=== Records provided ===
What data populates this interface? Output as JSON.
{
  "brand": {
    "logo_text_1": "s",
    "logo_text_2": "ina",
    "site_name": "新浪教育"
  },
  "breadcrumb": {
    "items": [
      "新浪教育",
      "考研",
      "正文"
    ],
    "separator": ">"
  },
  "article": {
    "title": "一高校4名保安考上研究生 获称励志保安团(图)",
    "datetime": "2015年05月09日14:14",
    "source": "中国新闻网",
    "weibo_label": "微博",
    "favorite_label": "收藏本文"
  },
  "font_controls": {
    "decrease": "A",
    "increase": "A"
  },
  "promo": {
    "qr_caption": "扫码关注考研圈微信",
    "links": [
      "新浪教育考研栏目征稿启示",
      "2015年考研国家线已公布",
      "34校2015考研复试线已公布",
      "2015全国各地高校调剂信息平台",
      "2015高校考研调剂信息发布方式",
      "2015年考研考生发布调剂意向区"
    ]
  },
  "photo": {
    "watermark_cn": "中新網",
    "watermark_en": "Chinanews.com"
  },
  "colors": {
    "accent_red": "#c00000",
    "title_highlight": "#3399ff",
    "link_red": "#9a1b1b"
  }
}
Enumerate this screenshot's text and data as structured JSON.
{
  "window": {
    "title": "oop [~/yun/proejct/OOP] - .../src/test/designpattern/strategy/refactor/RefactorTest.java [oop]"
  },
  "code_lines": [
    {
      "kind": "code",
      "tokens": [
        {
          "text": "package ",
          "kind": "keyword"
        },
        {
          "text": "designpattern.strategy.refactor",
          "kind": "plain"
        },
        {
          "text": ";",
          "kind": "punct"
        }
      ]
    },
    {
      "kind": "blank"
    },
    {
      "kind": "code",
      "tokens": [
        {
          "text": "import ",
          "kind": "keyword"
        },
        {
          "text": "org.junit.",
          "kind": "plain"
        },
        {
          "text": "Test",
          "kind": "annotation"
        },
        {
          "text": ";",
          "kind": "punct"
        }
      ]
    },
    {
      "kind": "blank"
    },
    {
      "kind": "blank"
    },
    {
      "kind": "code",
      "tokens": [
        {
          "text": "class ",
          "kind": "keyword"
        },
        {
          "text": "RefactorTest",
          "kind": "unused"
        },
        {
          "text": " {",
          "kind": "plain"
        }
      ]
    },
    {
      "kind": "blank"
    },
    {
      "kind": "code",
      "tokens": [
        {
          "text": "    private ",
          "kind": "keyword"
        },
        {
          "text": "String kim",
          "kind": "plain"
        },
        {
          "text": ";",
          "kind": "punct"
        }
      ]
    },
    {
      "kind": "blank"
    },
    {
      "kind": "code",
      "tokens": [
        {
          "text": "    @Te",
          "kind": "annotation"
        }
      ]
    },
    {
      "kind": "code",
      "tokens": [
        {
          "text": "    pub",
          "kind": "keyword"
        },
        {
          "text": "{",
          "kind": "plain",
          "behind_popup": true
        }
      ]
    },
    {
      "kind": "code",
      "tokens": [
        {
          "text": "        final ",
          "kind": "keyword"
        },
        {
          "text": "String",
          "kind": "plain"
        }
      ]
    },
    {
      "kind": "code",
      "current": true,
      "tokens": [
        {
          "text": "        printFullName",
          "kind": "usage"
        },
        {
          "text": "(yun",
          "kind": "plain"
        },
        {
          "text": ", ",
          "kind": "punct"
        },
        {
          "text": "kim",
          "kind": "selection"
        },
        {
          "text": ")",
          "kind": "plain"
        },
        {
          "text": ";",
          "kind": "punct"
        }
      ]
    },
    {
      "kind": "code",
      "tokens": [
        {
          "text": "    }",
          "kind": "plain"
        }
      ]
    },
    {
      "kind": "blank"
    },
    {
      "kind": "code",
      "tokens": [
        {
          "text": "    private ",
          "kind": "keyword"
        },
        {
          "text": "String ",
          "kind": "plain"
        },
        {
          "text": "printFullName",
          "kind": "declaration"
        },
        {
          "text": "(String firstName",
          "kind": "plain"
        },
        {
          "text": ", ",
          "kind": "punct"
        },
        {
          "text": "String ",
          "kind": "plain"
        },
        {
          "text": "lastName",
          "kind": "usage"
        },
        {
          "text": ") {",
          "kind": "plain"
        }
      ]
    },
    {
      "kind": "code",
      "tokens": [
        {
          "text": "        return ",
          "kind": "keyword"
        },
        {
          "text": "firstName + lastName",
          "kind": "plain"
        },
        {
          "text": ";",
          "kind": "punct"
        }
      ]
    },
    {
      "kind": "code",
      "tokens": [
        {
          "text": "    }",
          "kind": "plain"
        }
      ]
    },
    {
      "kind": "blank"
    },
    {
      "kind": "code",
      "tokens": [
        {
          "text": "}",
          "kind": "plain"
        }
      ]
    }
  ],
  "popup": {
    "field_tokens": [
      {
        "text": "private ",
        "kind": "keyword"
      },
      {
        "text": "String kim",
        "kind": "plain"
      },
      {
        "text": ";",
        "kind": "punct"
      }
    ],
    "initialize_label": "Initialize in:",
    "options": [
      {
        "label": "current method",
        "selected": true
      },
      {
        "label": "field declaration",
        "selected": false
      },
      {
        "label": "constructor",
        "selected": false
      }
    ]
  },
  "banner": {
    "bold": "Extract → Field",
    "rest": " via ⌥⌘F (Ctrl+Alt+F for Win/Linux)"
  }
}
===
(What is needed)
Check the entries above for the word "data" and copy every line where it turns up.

(Answer to the exercise)
What data populates this interface? Output as JSON.
Enumerate this screenshot's text and data as structured JSON.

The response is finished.